------ TASK INPUT

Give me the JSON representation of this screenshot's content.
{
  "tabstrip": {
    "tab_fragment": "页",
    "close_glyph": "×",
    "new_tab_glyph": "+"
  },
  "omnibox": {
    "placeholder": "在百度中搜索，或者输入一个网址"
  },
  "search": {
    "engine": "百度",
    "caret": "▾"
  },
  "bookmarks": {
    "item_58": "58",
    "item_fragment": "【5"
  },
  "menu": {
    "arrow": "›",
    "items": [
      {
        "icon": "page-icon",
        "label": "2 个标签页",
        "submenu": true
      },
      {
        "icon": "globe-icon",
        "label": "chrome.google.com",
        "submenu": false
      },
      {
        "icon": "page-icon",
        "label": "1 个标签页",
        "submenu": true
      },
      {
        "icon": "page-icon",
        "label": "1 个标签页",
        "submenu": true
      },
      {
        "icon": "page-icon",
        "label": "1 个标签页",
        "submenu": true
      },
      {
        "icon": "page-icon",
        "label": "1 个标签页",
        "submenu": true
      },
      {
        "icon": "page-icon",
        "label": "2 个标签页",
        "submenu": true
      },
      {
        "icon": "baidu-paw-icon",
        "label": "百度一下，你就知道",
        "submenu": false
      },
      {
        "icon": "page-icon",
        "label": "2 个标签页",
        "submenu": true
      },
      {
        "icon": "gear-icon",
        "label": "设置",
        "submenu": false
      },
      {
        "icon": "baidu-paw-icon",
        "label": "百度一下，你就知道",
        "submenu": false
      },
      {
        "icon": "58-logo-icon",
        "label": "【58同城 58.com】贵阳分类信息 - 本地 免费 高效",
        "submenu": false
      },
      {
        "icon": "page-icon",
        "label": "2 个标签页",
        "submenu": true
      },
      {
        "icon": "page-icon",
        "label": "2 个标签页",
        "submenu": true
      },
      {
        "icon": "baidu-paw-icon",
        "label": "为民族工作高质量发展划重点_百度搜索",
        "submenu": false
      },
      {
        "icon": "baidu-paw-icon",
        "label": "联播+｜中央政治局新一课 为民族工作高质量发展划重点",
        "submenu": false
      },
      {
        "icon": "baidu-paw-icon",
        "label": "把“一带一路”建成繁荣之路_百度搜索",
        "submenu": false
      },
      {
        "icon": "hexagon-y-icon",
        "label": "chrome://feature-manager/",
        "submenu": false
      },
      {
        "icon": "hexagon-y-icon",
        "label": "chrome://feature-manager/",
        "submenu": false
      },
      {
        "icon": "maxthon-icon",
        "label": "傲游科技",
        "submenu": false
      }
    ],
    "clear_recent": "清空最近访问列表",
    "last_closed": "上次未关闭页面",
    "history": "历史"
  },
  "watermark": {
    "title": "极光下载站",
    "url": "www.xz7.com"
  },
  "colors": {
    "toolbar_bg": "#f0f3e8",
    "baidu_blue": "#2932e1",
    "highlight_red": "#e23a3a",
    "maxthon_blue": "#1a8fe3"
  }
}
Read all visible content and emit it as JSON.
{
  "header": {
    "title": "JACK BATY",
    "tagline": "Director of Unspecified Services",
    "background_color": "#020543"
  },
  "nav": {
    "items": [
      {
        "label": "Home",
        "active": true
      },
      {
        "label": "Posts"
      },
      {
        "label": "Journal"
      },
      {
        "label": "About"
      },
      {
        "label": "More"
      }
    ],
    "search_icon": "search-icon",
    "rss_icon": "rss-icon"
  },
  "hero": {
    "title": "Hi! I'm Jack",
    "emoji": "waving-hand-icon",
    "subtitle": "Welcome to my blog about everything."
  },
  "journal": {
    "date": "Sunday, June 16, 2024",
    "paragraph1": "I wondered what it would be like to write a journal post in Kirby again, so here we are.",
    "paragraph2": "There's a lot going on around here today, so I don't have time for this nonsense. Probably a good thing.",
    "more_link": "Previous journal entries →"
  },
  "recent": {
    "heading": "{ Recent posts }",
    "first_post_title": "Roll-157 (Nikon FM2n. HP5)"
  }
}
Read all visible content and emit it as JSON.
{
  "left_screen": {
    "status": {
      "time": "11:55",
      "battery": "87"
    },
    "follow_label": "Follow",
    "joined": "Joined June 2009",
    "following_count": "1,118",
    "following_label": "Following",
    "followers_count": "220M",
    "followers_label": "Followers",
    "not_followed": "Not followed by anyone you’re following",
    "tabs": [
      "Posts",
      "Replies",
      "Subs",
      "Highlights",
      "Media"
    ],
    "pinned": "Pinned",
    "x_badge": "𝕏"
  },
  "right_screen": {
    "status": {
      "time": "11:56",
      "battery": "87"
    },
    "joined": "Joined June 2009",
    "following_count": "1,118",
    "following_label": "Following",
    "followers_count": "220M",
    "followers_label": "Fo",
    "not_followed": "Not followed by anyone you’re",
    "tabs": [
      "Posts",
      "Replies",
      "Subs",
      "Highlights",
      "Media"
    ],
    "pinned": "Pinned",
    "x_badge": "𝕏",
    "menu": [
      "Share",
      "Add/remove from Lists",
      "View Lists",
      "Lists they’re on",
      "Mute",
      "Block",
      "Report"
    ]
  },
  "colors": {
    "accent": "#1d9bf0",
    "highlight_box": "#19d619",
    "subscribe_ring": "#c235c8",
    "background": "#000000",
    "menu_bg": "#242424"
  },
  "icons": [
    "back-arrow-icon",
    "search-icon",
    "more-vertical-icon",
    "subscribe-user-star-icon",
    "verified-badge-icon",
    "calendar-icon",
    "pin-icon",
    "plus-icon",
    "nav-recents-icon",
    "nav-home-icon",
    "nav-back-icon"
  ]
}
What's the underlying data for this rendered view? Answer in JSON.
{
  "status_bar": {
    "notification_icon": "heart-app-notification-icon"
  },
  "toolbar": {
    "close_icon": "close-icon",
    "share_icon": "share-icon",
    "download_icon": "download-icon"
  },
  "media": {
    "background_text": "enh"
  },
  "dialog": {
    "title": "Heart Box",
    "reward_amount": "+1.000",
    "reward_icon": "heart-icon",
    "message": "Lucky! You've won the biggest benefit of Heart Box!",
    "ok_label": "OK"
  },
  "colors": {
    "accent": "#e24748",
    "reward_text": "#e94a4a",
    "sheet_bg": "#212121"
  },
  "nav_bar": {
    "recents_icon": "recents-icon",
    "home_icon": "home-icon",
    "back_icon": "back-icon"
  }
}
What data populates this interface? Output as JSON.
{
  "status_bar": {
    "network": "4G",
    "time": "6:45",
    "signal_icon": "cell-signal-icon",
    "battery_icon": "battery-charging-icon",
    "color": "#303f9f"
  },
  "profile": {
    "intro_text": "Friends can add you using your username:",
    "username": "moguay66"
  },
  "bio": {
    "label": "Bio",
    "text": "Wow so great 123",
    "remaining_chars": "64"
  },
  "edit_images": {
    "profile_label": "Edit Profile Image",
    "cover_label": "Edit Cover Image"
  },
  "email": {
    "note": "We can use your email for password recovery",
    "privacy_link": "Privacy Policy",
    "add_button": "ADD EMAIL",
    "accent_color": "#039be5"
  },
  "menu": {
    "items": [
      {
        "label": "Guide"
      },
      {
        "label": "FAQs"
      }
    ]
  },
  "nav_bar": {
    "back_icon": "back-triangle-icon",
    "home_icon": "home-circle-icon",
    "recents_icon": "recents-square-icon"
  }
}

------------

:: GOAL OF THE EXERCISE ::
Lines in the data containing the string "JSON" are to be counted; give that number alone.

:: RESPONSE TO THE EXERCISE ::
5